Required work
For the entries that follow, give the number of lines holding the string "default" and nothing more.

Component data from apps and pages

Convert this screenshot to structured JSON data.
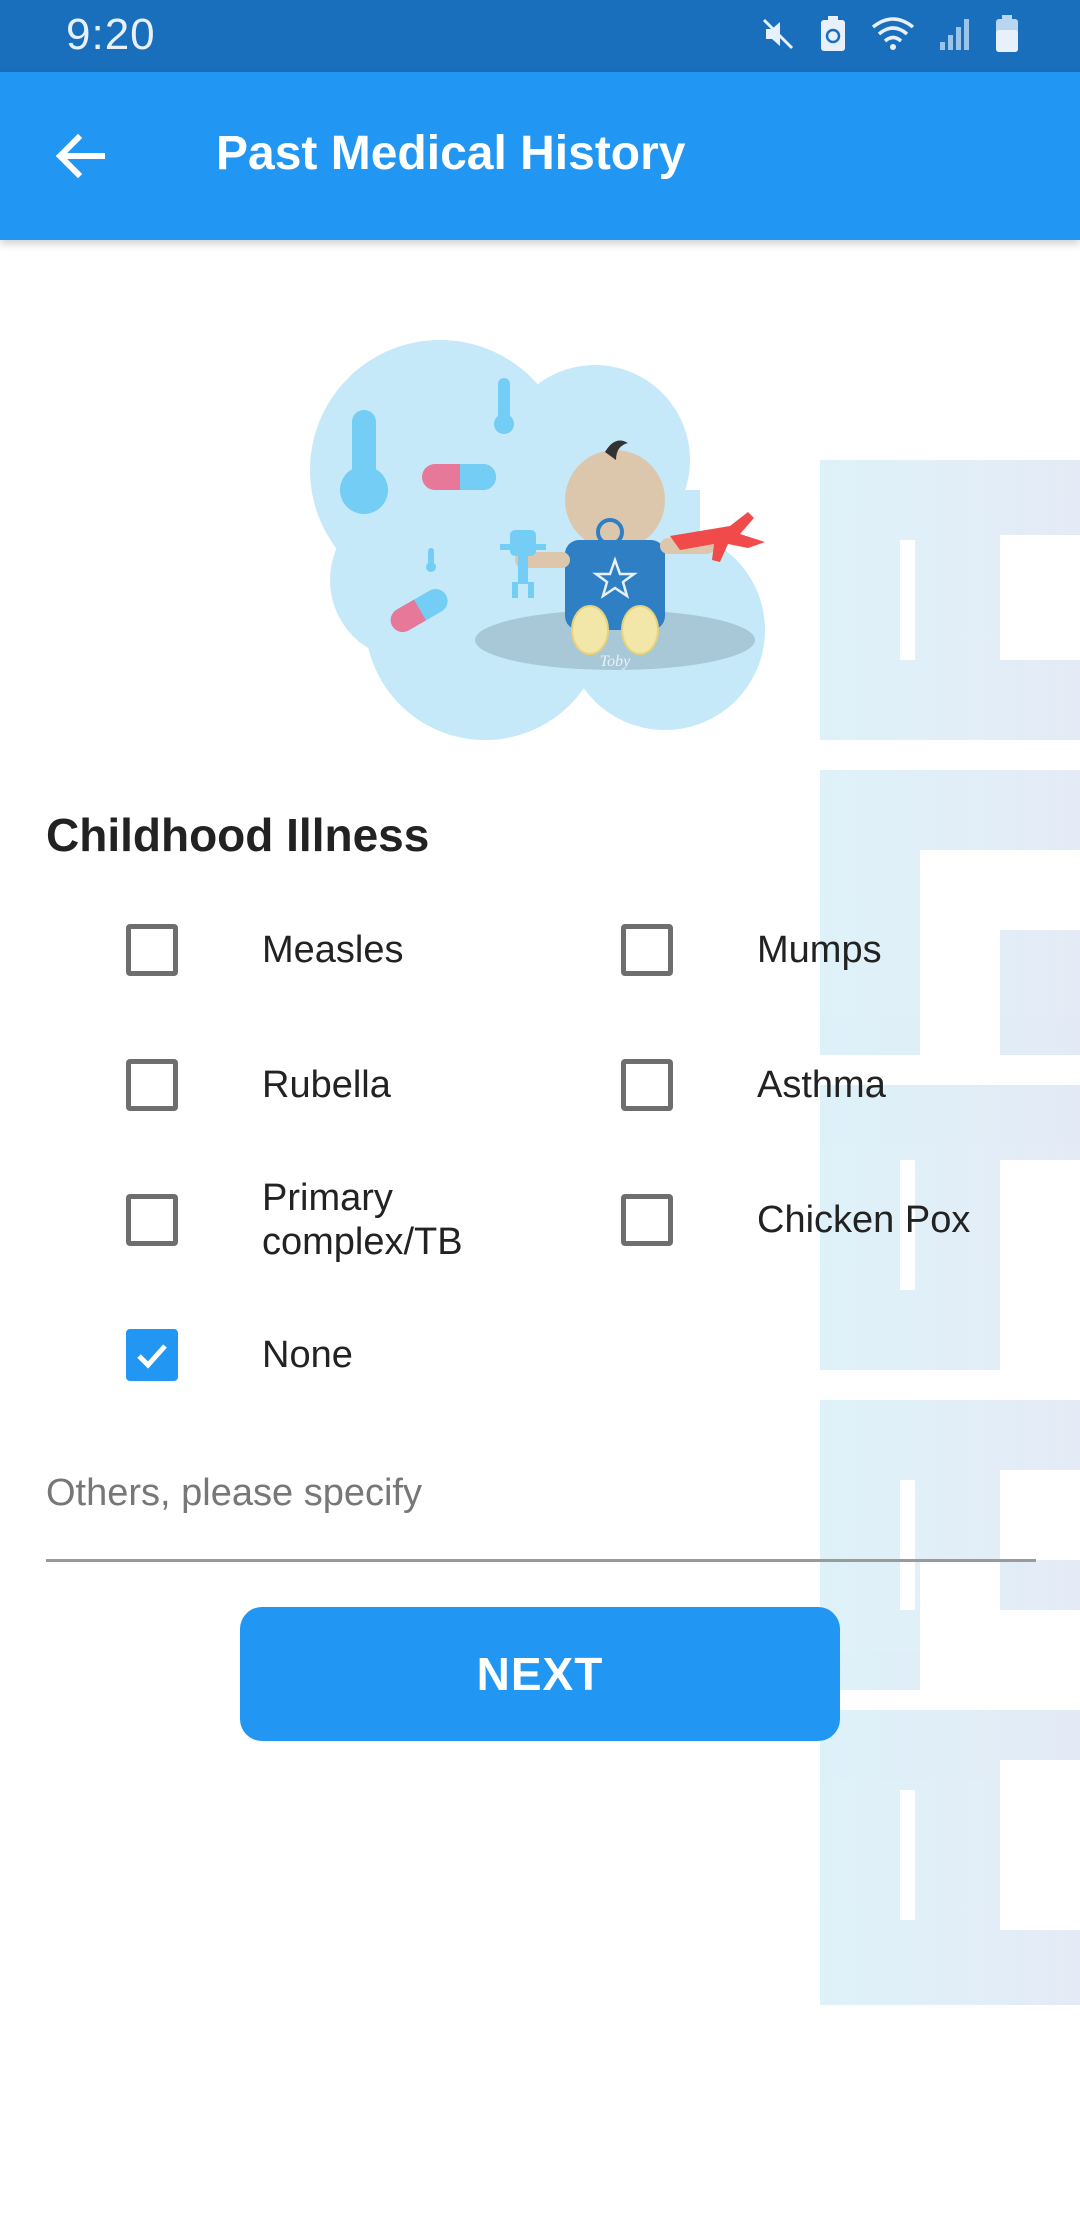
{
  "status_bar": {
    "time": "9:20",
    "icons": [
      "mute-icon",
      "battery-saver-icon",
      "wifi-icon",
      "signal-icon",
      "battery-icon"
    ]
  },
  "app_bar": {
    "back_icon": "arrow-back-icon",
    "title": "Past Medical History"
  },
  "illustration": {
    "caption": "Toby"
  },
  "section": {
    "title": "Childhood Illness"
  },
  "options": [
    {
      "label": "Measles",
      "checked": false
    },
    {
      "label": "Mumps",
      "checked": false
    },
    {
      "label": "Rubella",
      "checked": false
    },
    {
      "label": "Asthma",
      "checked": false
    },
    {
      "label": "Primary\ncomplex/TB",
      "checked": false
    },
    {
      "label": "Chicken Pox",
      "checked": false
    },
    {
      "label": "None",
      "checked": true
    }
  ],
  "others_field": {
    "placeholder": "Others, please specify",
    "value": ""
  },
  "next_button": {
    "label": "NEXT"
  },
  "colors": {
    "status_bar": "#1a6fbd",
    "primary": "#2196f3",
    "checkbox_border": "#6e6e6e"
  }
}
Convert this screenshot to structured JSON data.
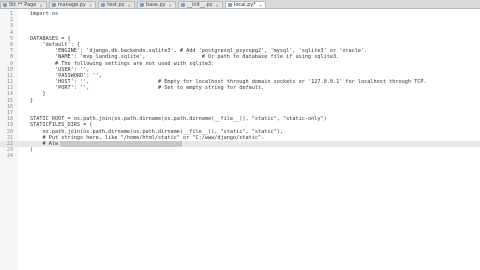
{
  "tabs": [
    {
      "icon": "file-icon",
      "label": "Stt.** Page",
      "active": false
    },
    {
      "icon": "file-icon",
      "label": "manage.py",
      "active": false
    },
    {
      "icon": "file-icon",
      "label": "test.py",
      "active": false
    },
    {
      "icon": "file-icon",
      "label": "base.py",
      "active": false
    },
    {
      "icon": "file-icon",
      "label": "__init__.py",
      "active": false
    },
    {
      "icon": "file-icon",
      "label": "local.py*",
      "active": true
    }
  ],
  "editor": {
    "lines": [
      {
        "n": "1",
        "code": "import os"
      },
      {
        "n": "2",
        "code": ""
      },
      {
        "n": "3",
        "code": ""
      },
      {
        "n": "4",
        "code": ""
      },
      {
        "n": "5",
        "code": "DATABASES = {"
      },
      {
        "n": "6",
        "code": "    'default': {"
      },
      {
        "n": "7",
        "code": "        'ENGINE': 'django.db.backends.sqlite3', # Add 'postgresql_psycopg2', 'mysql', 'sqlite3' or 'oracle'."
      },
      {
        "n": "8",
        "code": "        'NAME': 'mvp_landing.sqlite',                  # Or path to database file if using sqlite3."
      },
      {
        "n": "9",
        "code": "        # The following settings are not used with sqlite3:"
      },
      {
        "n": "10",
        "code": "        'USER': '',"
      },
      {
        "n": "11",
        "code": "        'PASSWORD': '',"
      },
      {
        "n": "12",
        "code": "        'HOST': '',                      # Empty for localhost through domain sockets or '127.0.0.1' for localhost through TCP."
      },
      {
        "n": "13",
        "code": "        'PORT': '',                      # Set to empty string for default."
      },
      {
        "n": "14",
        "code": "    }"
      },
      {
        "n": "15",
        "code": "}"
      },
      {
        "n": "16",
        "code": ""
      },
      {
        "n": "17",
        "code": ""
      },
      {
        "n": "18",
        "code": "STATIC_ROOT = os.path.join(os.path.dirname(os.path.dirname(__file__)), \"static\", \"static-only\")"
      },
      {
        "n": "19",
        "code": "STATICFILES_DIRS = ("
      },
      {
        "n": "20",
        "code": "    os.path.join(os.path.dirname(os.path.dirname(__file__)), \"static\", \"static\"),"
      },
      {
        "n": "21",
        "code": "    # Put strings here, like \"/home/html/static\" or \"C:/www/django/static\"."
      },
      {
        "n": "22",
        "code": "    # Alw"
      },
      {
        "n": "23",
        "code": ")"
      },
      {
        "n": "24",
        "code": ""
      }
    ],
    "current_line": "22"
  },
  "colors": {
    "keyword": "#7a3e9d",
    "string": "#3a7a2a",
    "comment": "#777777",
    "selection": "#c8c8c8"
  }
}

Problem solution
2